Obviously, various minor changes and modifications of the present invention are possible in the light of the above teaching. It is therefore to be understood that within the scope of the appended claims the present invention may be practiced otherwise than as specifically described.

Patent Citations
Cited PatentFiling datePublication dateApplicantTitle
US5631833 *Jun 7, 1995May 20, 1997Mitsubishi Denki Kabushiki KaishaMotor-assisted power steering control device
US5984042 *Feb 21, 1997Nov 16, 1999Koyo Seiko Co.Electric power steering apparatus
US5992558 *Jun 16, 1998Nov 30, 1999Honda Giken Kogyo Kabushiki KaishaElectric power steering apparatus
US6008599 *Sep 20, 1996Dec 28, 1999Trw Inc.Method and apparatus for controlling an electric assist motor
Referenced by
Citing PatentFiling datePublication dateApplicantTitle
US6364051 *Oct 5, 2000Apr 2, 2002Koyo Seiko Co., Ltd.Electric power steering system
US6491132 *Dec 20, 2000Dec 10, 2002Sauer-Danfoss Holding A/SSteering device
US7600913 *Apr 15, 2003Oct 13, 2009Tedrive Holding B.V.Saturated transistor based temperature sensor
US8011678Sep 19, 2008Sep 6, 2011Hydro-Gear Limited PartnershipSteering system for a zero-turn radius vehicle
US8152183Sep 2, 2011Apr 10, 2012Hydro-Gear Limited PartnershipSteering system for a zero-turn radius vehicle
US8262109Feb 14, 2012Sep 11, 2012Hydro-Gear Limited PartnershipSteering system for a zero-turn radius vehicle
US8496085 *Jun 21, 2010Jul 30, 2013Jtekt CorporationMotor control device and electric power steering apparatus
US8560177Sep 6, 2011Oct 15, 2013Jtekt CorporationElectric power steering system
US20120080259 *Jun 21, 2010Apr 5, 2012Jtekt CorporationMotor control device and electric power steering apparatus

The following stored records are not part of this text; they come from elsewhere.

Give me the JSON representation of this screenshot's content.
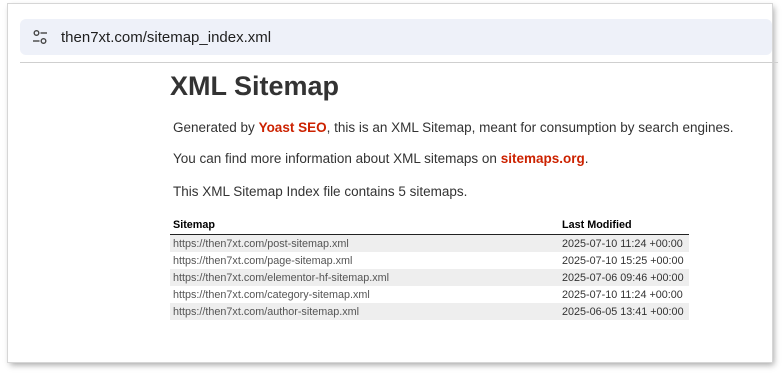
{
  "browser": {
    "url": "then7xt.com/sitemap_index.xml",
    "site_icon": "tune-icon"
  },
  "page": {
    "title": "XML Sitemap",
    "intro": {
      "prefix": "Generated by ",
      "link": "Yoast SEO",
      "suffix": ", this is an XML Sitemap, meant for consumption by search engines."
    },
    "info": {
      "prefix": "You can find more information about XML sitemaps on ",
      "link": "sitemaps.org",
      "suffix": "."
    },
    "count_text": "This XML Sitemap Index file contains 5 sitemaps.",
    "link_color": "#cc2200"
  },
  "table": {
    "headers": {
      "sitemap": "Sitemap",
      "modified": "Last Modified"
    },
    "rows": [
      {
        "url": "https://then7xt.com/post-sitemap.xml",
        "modified": "2025-07-10 11:24 +00:00"
      },
      {
        "url": "https://then7xt.com/page-sitemap.xml",
        "modified": "2025-07-10 15:25 +00:00"
      },
      {
        "url": "https://then7xt.com/elementor-hf-sitemap.xml",
        "modified": "2025-07-06 09:46 +00:00"
      },
      {
        "url": "https://then7xt.com/category-sitemap.xml",
        "modified": "2025-07-10 11:24 +00:00"
      },
      {
        "url": "https://then7xt.com/author-sitemap.xml",
        "modified": "2025-06-05 13:41 +00:00"
      }
    ]
  }
}
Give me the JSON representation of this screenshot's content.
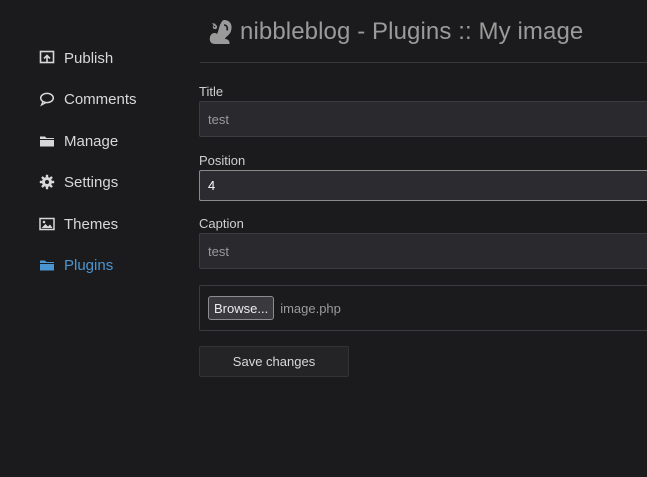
{
  "header": {
    "logo_icon": "squirrel-logo-icon",
    "title": "nibbleblog - Plugins :: My image"
  },
  "sidebar": {
    "items": [
      {
        "label": "Publish",
        "icon": "publish-icon",
        "active": false
      },
      {
        "label": "Comments",
        "icon": "comment-icon",
        "active": false
      },
      {
        "label": "Manage",
        "icon": "folder-icon",
        "active": false
      },
      {
        "label": "Settings",
        "icon": "gear-icon",
        "active": false
      },
      {
        "label": "Themes",
        "icon": "image-icon",
        "active": false
      },
      {
        "label": "Plugins",
        "icon": "folder-icon",
        "active": true
      }
    ]
  },
  "form": {
    "title_label": "Title",
    "title_value": "test",
    "position_label": "Position",
    "position_value": "4",
    "caption_label": "Caption",
    "caption_value": "test",
    "browse_label": "Browse...",
    "file_name": "image.php",
    "save_label": "Save changes"
  },
  "colors": {
    "background": "#1b1b1d",
    "active_nav": "#4a95d2",
    "text": "#d8d8d8",
    "muted_text": "#9a9a9a"
  }
}
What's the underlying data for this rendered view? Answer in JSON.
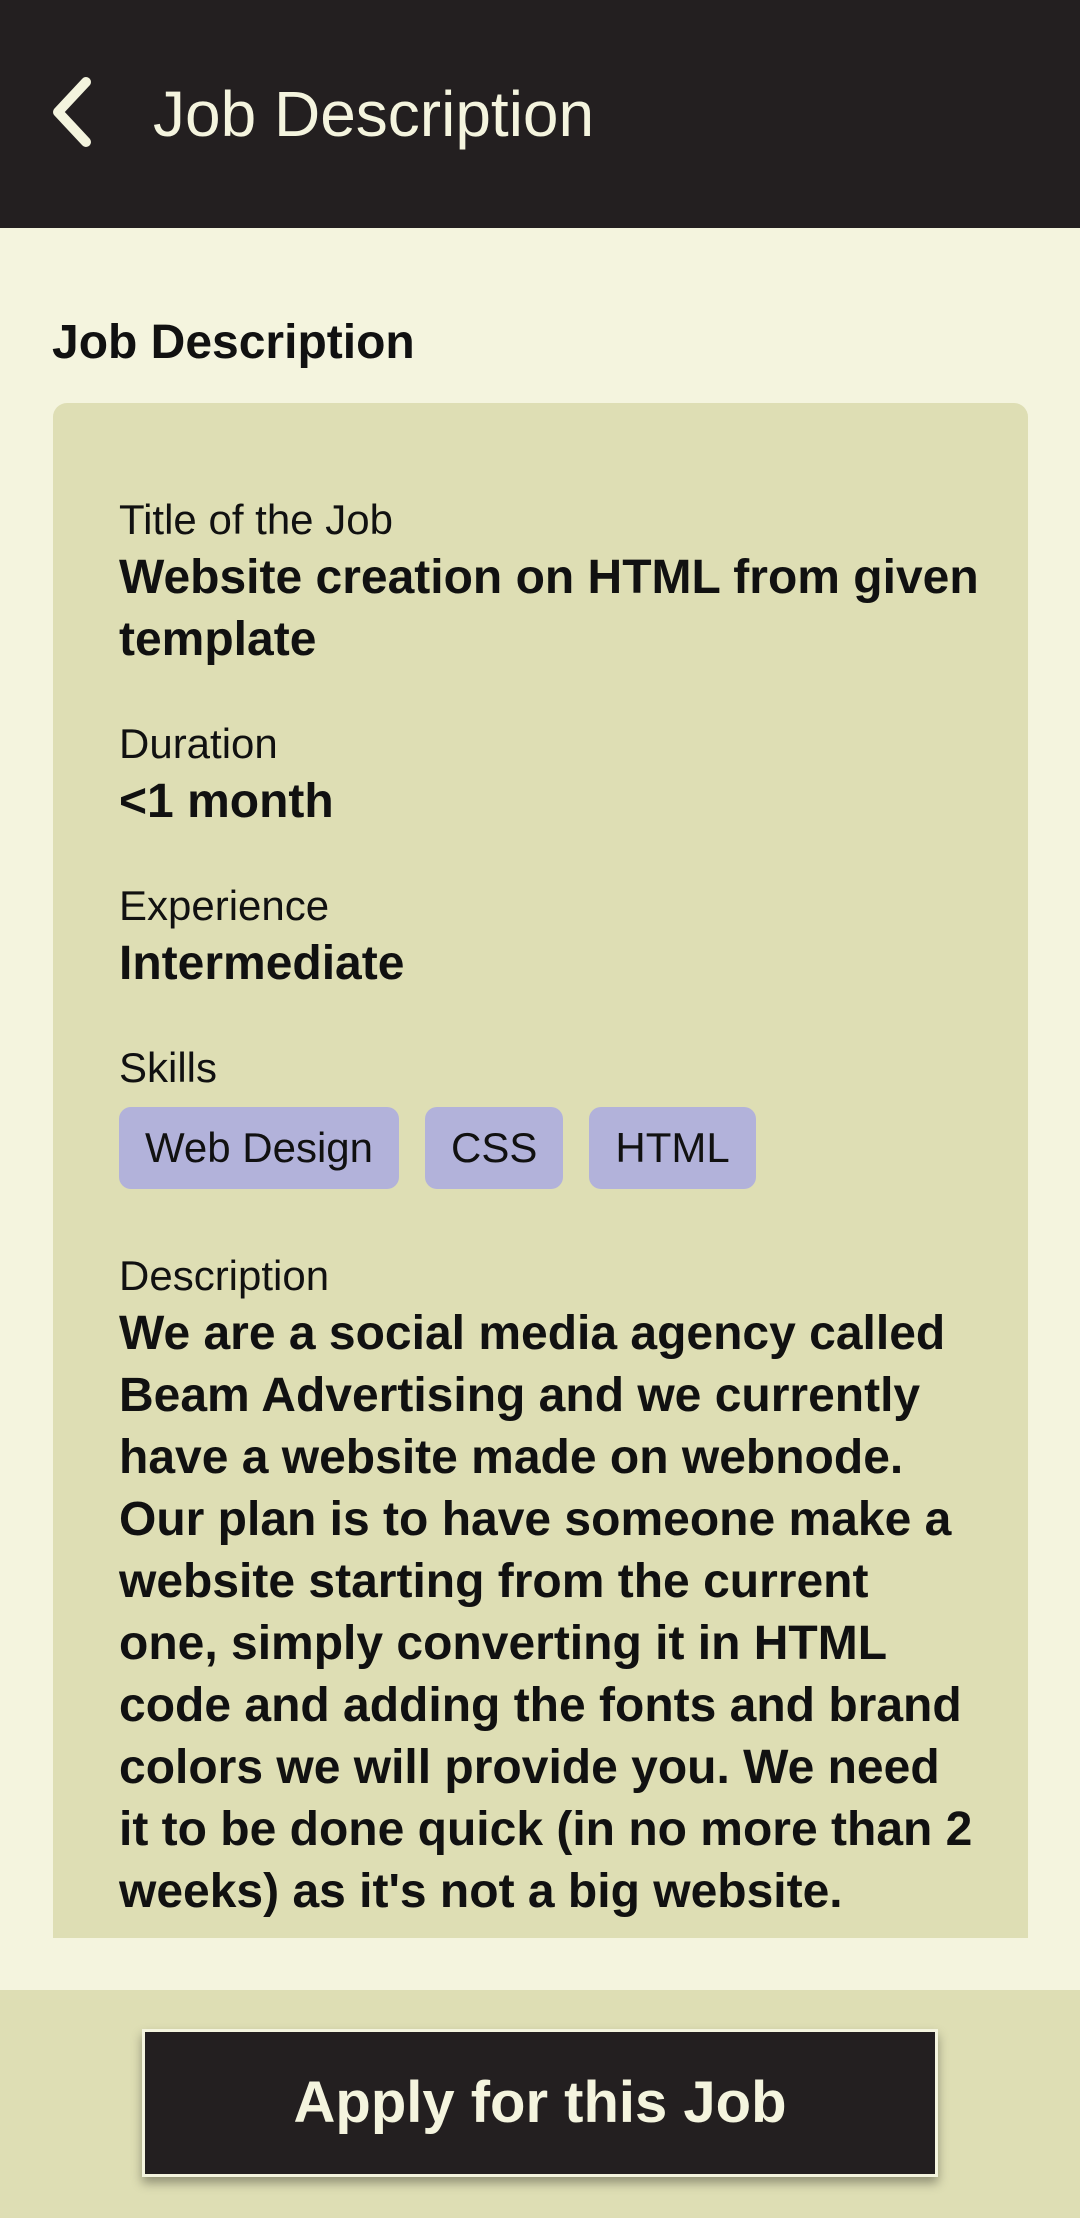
{
  "header": {
    "title": "Job Description",
    "back_icon": "chevron-left-icon"
  },
  "section": {
    "heading": "Job Description"
  },
  "job": {
    "title_label": "Title of the Job",
    "title_value": "Website creation on HTML from given template",
    "duration_label": "Duration",
    "duration_value": "<1 month",
    "experience_label": "Experience",
    "experience_value": "Intermediate",
    "skills_label": "Skills",
    "skills": [
      "Web Design",
      "CSS",
      "HTML"
    ],
    "description_label": "Description",
    "description_value": "We are a social media agency called Beam Advertising and we currently have a website made on webnode. Our plan is to have someone make a website starting from the current one, simply converting it in HTML code and adding the fonts and brand colors we will provide you. We need it to be done quick (in no more than 2 weeks) as it's not a big website."
  },
  "footer": {
    "apply_label": "Apply for this Job"
  },
  "colors": {
    "app_bar": "#231f20",
    "page_background": "#f4f4de",
    "card_background": "#dedeb4",
    "chip_background": "#b2b2da",
    "text_light": "#f4f4de",
    "text_dark": "#111111"
  }
}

EP2426031A2 *Sep 2, 2011Mar 7, 2012Jtekt CorporationElectric power steering system
EP2426032A2 *Sep 5, 2011Mar 7, 2012Jtekt CorporationElectric power steering system
EP2497698A1 *Mar 12, 2012Sep 12, 2012Nexteer (Beijing) Technology Co., Ltd.Torque based end of travel soft stop

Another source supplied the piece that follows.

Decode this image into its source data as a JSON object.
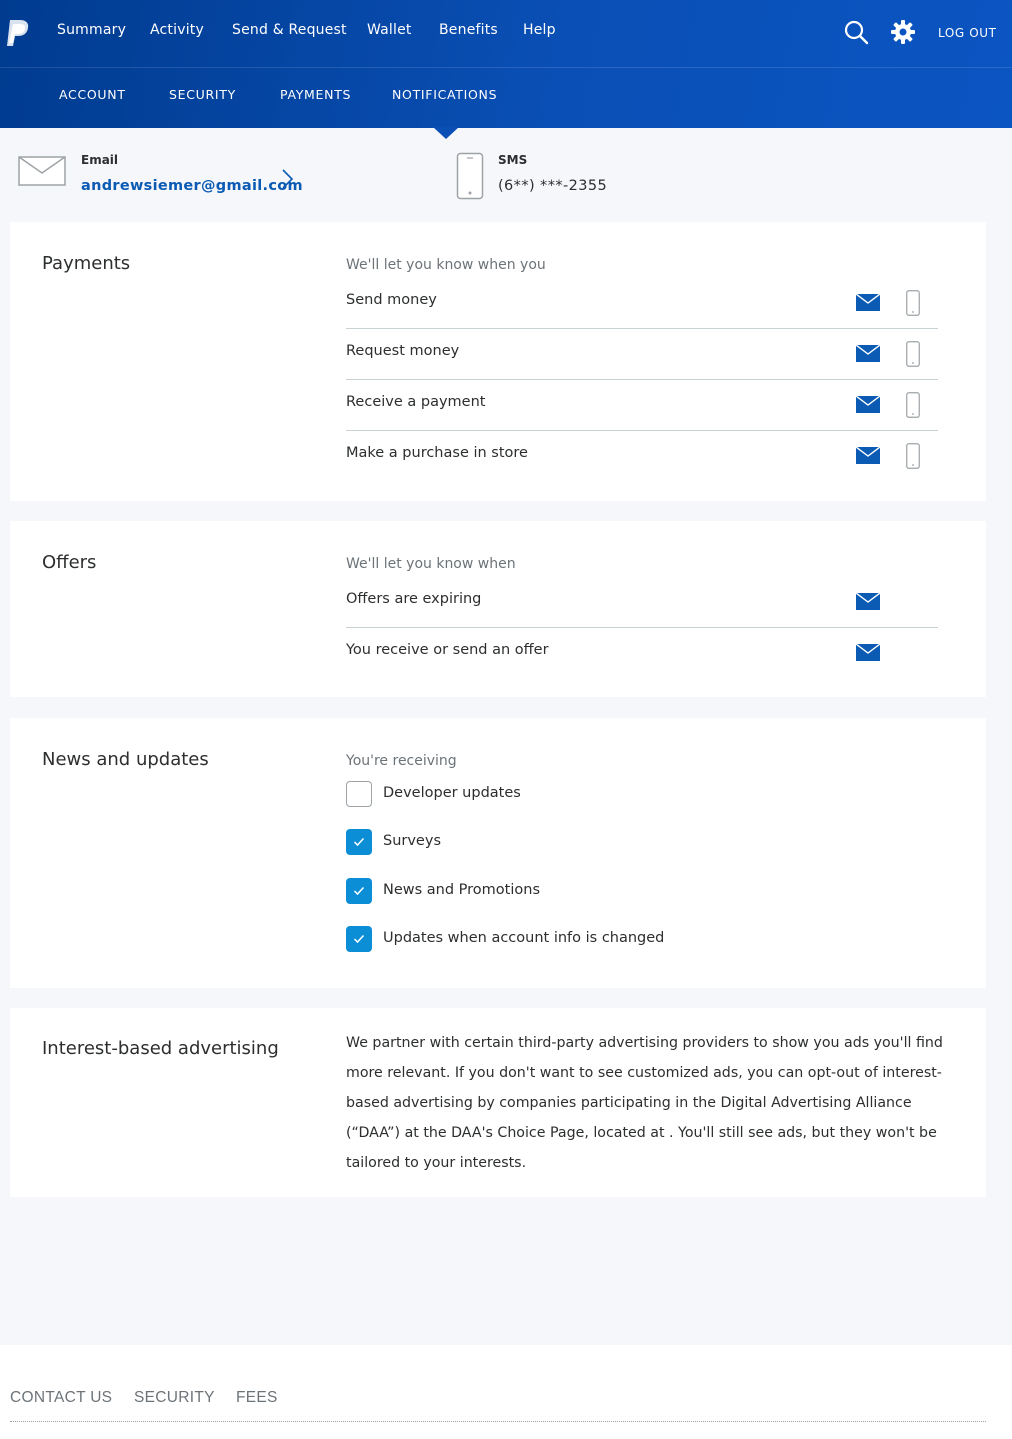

EP2662974A1May 3, 2013Nov 13, 2013Jtekt CorporationMotor control device
Classifications
U.S. Classification180/446
International ClassificationB62D119/00, B62D113/00, B62D5/04, B62D101/00, B62D137/00, B62D6/00
Cooperative ClassificationB62D5/0481, B62D5/0457, B62D5/0469
European ClassificationB62D5/04P6, B62D5/04P2F, B62D5/04P
Legal Events
DateCodeEventDescription
Sep 3, 2013FPExpired due to failure to pay maintenance fee
Effective date: 20130717
Jul 17, 2013LAPSLapse for failure to pay maintenance fees
Feb 25, 2013REMIMaintenance fee reminder mailed
Dec 18, 2008FPAYFee payment
Year of fee payment: 8
Dec 21, 2004FPAYFee payment
Year of fee payment: 4
Aug 7, 1998ASAssignment
Owner name: HONDA GIKEN KOGYO KABUSHIKI KAISHA, JAPAN
Free format text: ASSIGNMENT OF ASSIGNORS INTEREST;ASSIGNORS:MUKAI, YOSHINOBU;NORO, YOSHIKI;REEL/FRAME:009379/0523
Effective date: 19980803